It may be the most important item on the agenda: at 10:11 a.m., one minute after the Session officially opened for business, General Conference secretary Erton Köhler read the church’s mission statement to the more than 1,800 assembled delegates. What might appear to an out- sider to be a matter of housekeeping (taking place immediately after dealing with mandatory legalities), the public declaration of the statement provides an all-important frame of reference for everything that will transpire over the days ahead.
“We will start this meeting with mission,” the chair, Artur Stele, explained to the delegates prior to the reading, “and we will end this with mission. . . . Mission is the heart- beat of this church.”

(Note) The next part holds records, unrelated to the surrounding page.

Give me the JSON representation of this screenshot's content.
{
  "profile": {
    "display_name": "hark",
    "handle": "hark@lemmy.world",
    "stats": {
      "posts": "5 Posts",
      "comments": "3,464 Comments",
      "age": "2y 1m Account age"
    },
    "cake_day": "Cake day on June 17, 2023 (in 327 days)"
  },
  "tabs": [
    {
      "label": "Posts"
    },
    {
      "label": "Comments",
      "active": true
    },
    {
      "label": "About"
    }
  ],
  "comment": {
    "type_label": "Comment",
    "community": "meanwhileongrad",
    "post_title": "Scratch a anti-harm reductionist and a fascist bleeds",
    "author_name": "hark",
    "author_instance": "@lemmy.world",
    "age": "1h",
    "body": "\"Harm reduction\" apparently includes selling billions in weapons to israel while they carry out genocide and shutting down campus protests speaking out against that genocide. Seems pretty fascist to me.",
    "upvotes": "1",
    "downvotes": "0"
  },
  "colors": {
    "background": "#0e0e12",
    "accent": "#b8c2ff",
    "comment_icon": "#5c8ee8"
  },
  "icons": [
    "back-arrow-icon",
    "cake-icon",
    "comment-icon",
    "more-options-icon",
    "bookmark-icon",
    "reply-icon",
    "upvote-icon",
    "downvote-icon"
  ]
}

The statement, anchored in both the gospel commission of Matthew 28 and the Three Angels’ Messages of Revelation 14, was presented in three sections: our mission, our method, and our vision. It highlights the reason for the church’s existence and provides the all-important context for the business that will transpire in the hours and days ahead.
Our mission, it declares, is to “make disciples of Jesus Christ who live as His loving witnesses and proclaim to all people the everlasting gospel of the Three Angels’ Messages in preparation for His soon return.” The method of achieving this mission is “through Christ-like living, communicating, discipling, teaching, healing, and serving.” The vision? The anticipation that God will faithfully execute His plan to restore “all His creation to full harmony with His perfect will and righteousness.”
“We are opening the session with the mission statement just to highlight to the delegates that this is our priority,” Köhler explained. “We need to highlight it in all our meetings, and the mission statement is the guide for the rest of the meetings. For this reason, our decision was to start everything by reminding our delegates that we will be guided by that, and this is our priority for everything we do. As a church, here in the Session, or in the local church, or in any part of the world: this is our call.”
The mission statement grounds the church firmly in its apostolic past on the Mount of Ascension (Acts 1) and anchors the hearts of delegates in our ultimate hope: the resolution of the great controversy. It reminds us that although the agenda is replete with seemingly mundane tasks, the delegates are about to touch holy things. It serves as a standard by which the ideas to be presented on the floor can be assessed: Would this move us closer to or away from our mission?
The Adventist Church has assembled. We labor in diverse cultures and languages, but this is what we all agree on and will continue to agree on when we return home, declaring ourselves to be in harmony with Christ: “The Son of Man has come to seek and to save that which was lost” (Luke 19:10, NKJV).
It was only right that the next order of business at the session was a baptism.